Weekly Opinion Editorial
POLICY, NOT GAFFES!
by Steve Fair
A gaffe is an unintentional act or remark-a blunder- causing embarrassment to its originator. Everyone makes gaffes because no one is perfect. Politicians in both Parties make gaffes all the time. Michael Kinsley, former host of CNN’s Crossfire, coined the term ‘Kinsley gaffe’ to when a politico tells the truth- some obvious truth- they weren’t supposed to say. Politicos don’t make many of those.
One of the most famous political gaffes was in 1984 when President Reagan, while prepping for his weekly radio address, decided to make a joke, unaware his microphone was on. “My fellow Americans, I’m pleased to tell you today that I’ve signed legislation that will outlaw Russia forever. We begin bombing in five minutes,” the Gipper said. Given this was during the peak of the Cold War, the comment sparked fear among U.S. citizens and panic among Russian authorities. All-out war was averted when those in control of both militaries took the remark for what it was…an ill-conceived attempt at humor.

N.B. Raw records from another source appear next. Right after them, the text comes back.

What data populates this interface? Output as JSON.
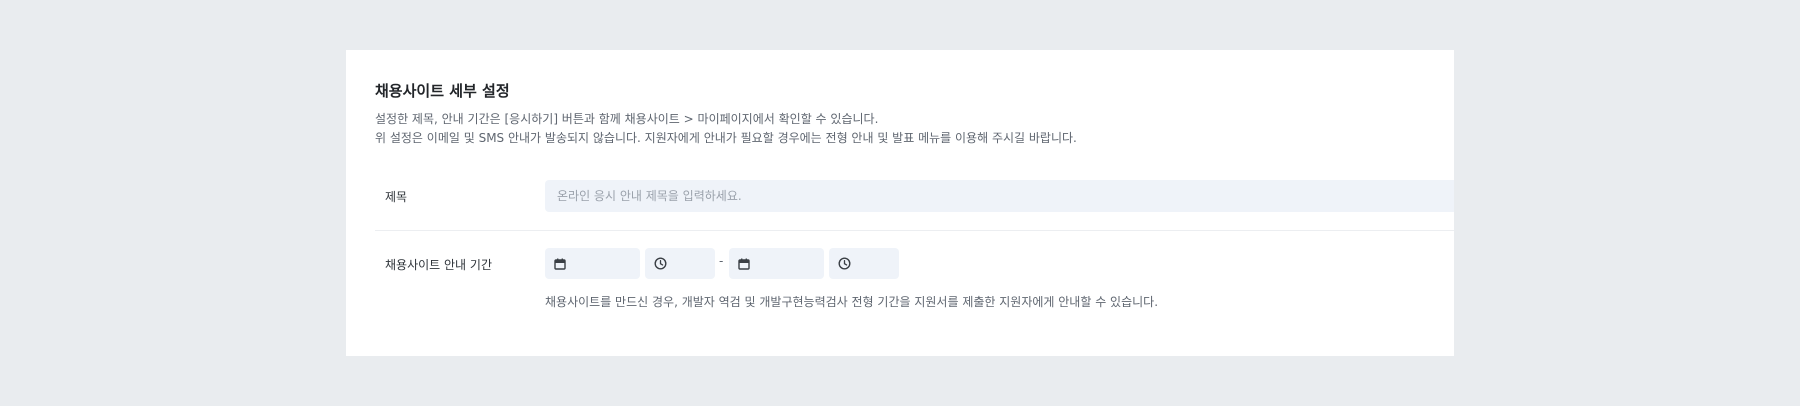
{
  "section": {
    "title": "채용사이트 세부 설정",
    "desc_line1": "설정한 제목, 안내 기간은 [응시하기] 버튼과 함께 채용사이트 > 마이페이지에서 확인할 수 있습니다.",
    "desc_line2": "위 설정은 이메일 및 SMS 안내가 발송되지 않습니다. 지원자에게 안내가 필요할 경우에는 전형 안내 및 발표 메뉴를 이용해 주시길 바랍니다."
  },
  "form": {
    "title_row": {
      "label": "제목",
      "value": "",
      "placeholder": "온라인 응시 안내 제목을 입력하세요."
    },
    "period_row": {
      "label": "채용사이트 안내 기간",
      "start_date": "",
      "start_time": "",
      "separator": "-",
      "end_date": "",
      "end_time": "",
      "hint": "채용사이트를 만드신 경우, 개발자 역검 및 개발구현능력검사 전형 기간을 지원서를 제출한 지원자에게 안내할 수 있습니다."
    }
  },
  "icons": {
    "date_picker": "calendar-icon",
    "time_picker": "clock-icon"
  },
  "colors": {
    "page_background": "#e9ecef",
    "card_background": "#ffffff",
    "input_background": "#eff3f9",
    "title_text": "#222529",
    "body_text": "#5f6670"
  }
}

The mainstream media loves gaffes, especially when the politician committing it is a Republican. In 2016, then candidate Donald Trump confused 9/11 with 7/11 and it made headlines. In 2019, Trump confused Toledo and Dayton, Ohio as the site of a shooting and the mainstream media made it the lead story. Trump’s often outrageous flamboyant statements, provides mainstream media with plenty of ammunition. Three observations:
First, everyone makes mistakes. No one is perfect. A scribers error by a speechwriter or a misspoken word by a candidate/elected official in a speech will happen. It is not always reflective of their cognitive ability or mental health. Citizens shouldn’t get so energized and worked up over miscues and bloopers. They should be more concerned with policy and issues.

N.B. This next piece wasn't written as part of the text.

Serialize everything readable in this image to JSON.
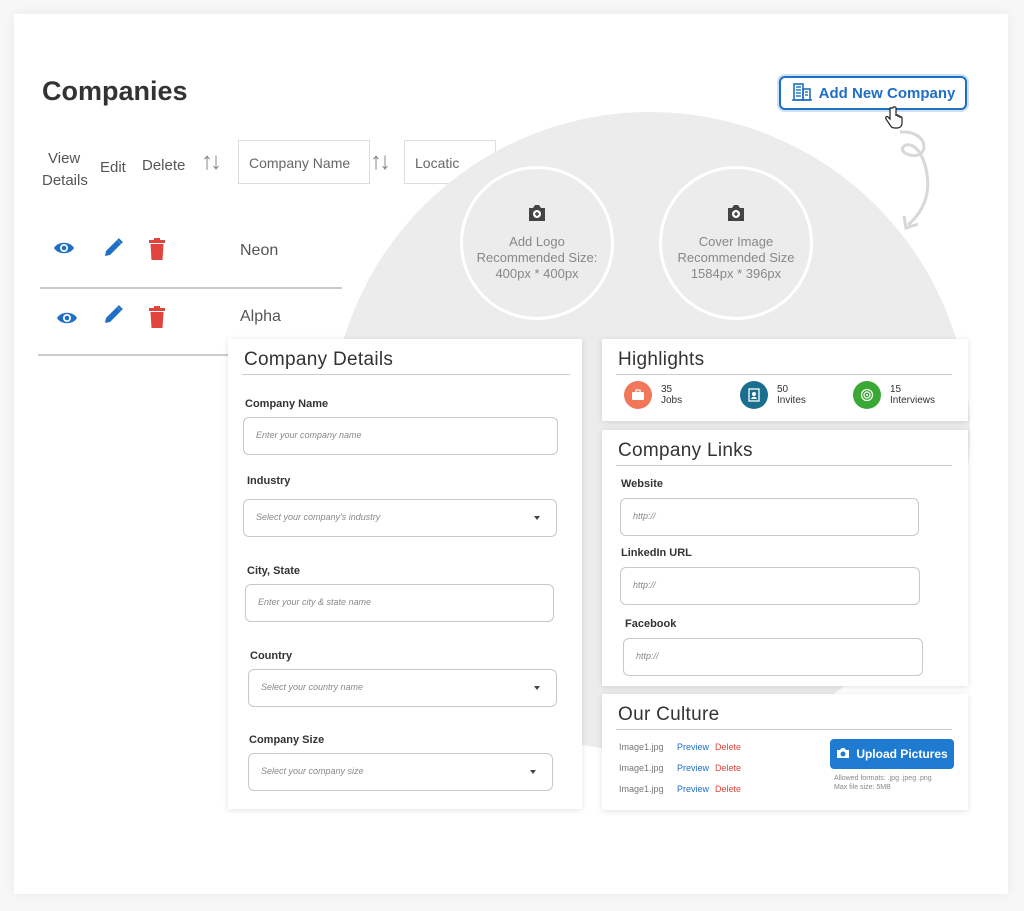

Second, the media has a double standard in regard to gaffes. President Trump’s mistakes and gaffes were spotlighted and headlined, while those by Biden and the Democrats are largely ignored. For example, this week, speaking from the White House, President Biden tried to acknowledge the late Rep. Jackie Walorski (R-IN), despite the fact she died in a car crash in August. The gaffe was largely ignored by the media. If Trump had made that mistake, it would have been the lead story for a month.
On Thursday, Vice President Kamala Harris mistakenly touted the United States ‘alliance with the Republic of North Korea’ in a speech from the DMZ. Clearly, Harris meant South Korea, but little was made of her lapse by the media. When then VP candidate Sarah Palin said America should stand with our North Korean allies, networks broke into regular scheduled program to point out the error. The media ignores Democrat gaffes and sensationalizes Republican ones- a clear double standard.

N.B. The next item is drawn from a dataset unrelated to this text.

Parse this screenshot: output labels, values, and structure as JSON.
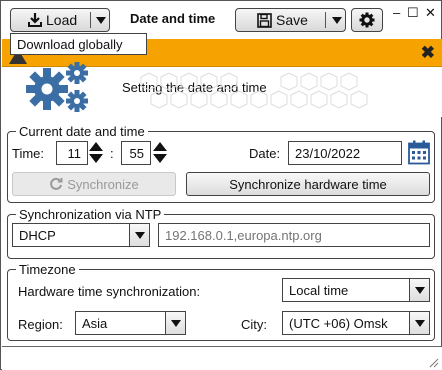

Third, Biden’s recent gaffes appear to reveal cognitive decline. Republicans and Democrats alike have questions about the POTUS’ cognitive ability. In July, Rep. Ronny Jackson, (R-TX), sent a letter to Biden’s physician asking Biden to undergo a cognitive test and to share the results with the American people. Jackson is a former White House physician, serving in the administrations of George W. Bush, Barack Obama, and Donald Trump. A cognitive test for a POTUS is not unprecedented. In 2018, following calls from Democrats and the mainstream media, Jackson, as WH physician, gave President Trump a cognitive test and the results released to the public.
“I have long said there would come a time when I was not the only one discussing Joe Biden’s cognitive decline. That time is now. As Democrats in the West Wing and the broader Democrat Party express discontent about his age-related decline, it should be clear now more than ever to President Biden, Dr. O’Connor, and Dr. Fauci that it is time to submit to a cognitive test. This is not a political issue, it’s common sense,” Jackson said. The American people have a right to know if the POTUS is in cognitive decline. Biden should submit to the test.
Anne Shirley of Anne of Green Gables said, “Isn’t it nice to think that tomorrow is a new day with no mistakes in it yet.” Nice to think that way Anne, but unrealistic- everyone makes mistakes/gaffes/errors. Americans shouldn’t focus on lapses or misspeaks. They should be fixated on policy- specifically on how much of their money the government is spending in these challenging economic times.